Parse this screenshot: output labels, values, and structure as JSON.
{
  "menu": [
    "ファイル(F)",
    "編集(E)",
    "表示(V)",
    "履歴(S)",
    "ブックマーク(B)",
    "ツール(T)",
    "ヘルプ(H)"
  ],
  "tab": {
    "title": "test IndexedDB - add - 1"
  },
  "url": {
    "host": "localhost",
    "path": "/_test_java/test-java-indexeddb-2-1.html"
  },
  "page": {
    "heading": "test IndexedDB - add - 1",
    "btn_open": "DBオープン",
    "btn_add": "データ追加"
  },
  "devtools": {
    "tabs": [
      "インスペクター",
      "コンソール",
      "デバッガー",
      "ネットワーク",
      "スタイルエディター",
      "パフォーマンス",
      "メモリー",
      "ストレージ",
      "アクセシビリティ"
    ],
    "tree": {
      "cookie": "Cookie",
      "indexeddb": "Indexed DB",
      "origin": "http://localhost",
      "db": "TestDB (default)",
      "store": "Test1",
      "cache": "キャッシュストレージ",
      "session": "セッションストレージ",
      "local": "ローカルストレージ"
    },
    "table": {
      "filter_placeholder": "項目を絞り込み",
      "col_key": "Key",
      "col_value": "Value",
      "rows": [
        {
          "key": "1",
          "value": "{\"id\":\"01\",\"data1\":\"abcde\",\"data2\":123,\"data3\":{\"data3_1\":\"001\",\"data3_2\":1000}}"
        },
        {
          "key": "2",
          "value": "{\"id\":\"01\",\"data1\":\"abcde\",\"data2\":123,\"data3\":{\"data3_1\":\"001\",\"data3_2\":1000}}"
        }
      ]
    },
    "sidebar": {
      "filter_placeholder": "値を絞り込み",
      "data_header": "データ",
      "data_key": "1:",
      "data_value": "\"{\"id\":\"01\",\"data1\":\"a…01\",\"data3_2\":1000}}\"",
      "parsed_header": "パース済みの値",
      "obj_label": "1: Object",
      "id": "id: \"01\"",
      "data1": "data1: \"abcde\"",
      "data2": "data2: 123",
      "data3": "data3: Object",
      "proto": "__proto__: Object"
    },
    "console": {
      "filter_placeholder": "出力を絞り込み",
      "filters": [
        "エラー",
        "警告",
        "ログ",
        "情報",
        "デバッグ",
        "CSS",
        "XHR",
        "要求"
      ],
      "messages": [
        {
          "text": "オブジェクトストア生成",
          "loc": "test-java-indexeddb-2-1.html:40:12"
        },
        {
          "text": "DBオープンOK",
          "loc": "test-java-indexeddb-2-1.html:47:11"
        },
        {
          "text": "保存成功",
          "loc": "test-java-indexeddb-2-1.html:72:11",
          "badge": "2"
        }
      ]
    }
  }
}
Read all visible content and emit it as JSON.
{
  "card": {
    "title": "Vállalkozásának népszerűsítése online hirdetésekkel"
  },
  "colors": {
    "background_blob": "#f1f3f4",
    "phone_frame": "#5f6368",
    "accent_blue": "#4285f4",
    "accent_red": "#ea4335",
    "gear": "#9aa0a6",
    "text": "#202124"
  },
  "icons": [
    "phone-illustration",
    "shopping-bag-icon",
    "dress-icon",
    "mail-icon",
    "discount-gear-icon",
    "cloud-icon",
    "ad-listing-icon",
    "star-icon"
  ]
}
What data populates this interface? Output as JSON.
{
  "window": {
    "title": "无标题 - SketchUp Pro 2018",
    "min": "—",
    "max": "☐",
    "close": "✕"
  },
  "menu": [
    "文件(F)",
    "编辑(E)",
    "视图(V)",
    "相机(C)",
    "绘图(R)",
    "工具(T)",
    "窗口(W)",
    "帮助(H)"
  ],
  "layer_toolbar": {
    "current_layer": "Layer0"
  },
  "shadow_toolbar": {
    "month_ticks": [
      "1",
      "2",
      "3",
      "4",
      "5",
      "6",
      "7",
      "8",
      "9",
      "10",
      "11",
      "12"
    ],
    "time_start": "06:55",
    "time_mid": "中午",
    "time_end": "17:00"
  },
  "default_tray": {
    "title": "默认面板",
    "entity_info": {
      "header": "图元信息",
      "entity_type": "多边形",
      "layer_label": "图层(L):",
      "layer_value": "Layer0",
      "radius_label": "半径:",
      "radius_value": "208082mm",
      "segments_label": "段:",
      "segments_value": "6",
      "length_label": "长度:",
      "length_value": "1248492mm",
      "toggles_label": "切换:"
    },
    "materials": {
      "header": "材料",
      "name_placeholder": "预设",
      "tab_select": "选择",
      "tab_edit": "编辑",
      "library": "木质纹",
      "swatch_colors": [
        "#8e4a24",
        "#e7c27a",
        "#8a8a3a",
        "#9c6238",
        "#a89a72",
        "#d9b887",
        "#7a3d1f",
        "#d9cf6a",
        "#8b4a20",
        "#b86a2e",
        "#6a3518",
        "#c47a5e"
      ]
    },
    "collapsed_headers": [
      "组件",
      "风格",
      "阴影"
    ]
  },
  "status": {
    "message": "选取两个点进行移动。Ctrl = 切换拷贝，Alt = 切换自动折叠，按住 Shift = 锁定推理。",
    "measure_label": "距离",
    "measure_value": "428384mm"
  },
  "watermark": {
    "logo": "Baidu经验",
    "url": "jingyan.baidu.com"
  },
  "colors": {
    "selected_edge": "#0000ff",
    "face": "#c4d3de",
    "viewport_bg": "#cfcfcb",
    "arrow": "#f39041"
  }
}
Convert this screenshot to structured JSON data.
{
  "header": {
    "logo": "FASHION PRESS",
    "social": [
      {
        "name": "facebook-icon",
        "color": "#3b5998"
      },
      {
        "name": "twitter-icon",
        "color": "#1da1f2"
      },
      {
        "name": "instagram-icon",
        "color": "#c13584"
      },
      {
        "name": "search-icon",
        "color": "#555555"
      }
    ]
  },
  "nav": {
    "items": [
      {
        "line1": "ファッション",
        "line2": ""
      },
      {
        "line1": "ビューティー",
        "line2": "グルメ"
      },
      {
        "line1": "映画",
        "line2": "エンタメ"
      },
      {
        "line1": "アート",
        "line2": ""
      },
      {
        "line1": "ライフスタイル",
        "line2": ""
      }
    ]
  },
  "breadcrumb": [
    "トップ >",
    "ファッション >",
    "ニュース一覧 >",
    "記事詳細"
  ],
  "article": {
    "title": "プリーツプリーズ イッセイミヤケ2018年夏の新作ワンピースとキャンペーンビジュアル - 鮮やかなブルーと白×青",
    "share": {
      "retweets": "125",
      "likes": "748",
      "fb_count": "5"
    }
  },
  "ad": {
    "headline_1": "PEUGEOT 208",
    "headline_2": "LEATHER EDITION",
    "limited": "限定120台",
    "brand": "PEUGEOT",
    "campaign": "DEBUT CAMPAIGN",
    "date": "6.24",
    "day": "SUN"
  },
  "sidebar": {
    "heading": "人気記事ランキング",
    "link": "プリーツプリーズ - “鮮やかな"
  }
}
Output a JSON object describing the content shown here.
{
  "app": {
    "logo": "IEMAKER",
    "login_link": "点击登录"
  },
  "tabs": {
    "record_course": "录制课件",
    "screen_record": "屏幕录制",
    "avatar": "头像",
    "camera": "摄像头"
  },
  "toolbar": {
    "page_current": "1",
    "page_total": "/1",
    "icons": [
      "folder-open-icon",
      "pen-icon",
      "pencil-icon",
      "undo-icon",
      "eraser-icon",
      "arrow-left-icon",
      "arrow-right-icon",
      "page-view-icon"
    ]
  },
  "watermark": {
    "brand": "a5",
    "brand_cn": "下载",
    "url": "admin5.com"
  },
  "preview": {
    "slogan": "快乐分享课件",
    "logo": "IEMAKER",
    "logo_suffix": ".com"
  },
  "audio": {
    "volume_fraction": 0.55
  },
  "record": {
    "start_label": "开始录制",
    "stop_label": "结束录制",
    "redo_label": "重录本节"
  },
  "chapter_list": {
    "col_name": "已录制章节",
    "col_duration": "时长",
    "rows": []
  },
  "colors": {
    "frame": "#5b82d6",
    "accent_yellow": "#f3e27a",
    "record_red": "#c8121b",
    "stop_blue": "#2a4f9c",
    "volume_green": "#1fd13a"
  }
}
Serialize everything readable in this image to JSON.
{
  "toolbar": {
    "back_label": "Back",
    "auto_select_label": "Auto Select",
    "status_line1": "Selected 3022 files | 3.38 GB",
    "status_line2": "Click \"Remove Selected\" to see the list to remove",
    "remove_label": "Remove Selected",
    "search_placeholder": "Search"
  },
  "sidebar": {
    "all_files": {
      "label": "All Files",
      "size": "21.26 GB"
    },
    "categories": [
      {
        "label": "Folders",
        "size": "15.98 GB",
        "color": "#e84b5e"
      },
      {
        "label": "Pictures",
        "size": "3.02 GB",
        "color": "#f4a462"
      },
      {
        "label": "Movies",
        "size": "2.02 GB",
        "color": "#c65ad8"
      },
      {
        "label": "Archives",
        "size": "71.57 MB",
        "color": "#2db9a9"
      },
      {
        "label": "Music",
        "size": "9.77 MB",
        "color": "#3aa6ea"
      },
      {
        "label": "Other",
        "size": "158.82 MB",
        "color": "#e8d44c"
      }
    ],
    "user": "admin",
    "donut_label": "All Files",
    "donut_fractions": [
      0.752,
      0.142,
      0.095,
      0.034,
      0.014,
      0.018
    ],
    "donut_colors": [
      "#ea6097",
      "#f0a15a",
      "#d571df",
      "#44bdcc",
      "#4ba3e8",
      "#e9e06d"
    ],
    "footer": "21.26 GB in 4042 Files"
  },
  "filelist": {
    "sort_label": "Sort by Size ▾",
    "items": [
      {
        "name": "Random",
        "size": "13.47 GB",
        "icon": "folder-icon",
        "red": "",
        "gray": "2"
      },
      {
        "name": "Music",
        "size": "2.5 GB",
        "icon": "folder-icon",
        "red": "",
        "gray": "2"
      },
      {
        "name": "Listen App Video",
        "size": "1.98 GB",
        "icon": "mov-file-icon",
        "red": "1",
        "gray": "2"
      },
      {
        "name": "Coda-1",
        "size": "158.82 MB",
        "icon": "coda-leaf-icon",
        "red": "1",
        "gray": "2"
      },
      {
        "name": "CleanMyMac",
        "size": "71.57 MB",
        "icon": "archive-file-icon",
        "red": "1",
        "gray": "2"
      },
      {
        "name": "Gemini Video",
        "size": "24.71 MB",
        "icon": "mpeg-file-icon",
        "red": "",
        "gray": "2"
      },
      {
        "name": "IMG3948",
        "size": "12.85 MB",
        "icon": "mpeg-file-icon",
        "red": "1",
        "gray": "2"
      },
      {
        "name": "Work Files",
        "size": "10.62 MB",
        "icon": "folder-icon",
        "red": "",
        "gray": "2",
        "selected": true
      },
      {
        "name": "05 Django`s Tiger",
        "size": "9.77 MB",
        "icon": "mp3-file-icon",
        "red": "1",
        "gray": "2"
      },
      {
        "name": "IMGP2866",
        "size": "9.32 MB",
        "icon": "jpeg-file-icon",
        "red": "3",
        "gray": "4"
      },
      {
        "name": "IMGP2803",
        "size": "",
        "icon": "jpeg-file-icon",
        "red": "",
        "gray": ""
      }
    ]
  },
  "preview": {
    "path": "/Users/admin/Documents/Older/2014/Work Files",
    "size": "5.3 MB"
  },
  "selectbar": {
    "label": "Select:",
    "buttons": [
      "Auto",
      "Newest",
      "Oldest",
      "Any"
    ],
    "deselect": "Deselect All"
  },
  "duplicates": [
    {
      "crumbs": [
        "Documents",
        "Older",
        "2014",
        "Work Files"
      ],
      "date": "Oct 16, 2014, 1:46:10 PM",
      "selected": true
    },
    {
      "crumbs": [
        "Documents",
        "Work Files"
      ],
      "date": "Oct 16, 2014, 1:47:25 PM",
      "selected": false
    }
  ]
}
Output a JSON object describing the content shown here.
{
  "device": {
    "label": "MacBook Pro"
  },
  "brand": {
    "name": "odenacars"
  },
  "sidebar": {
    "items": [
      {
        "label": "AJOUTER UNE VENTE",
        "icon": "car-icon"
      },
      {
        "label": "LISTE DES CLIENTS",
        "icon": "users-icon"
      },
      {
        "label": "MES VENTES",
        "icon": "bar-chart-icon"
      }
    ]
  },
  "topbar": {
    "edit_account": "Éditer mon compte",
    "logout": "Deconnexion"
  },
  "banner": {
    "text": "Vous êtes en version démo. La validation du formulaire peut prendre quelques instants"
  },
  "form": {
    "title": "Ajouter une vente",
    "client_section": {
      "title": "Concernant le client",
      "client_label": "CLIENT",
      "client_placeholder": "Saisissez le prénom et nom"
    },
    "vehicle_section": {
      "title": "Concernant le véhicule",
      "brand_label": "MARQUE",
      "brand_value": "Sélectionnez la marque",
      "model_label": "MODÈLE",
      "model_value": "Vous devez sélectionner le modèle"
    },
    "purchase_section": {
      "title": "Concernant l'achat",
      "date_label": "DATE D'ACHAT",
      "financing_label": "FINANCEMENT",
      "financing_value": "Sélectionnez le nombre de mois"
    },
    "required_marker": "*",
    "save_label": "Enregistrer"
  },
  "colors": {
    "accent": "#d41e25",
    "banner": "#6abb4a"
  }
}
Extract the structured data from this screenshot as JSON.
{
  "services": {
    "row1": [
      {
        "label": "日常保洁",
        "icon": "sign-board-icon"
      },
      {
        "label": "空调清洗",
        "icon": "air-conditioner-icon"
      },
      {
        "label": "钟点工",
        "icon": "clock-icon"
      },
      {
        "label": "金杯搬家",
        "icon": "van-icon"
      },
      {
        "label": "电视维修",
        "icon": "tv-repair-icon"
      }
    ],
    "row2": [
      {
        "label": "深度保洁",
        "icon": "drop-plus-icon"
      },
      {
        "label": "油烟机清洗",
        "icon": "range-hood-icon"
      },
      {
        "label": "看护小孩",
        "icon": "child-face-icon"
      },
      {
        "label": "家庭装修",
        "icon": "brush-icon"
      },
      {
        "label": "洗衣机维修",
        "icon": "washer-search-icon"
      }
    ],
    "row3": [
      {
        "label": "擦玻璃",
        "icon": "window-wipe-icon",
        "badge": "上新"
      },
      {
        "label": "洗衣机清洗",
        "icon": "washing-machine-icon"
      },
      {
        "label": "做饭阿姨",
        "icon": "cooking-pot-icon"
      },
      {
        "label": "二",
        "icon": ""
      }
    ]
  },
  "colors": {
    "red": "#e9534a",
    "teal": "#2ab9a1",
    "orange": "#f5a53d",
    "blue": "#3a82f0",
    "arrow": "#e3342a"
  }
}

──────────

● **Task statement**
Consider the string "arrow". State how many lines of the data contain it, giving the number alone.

● **Exercise response**
4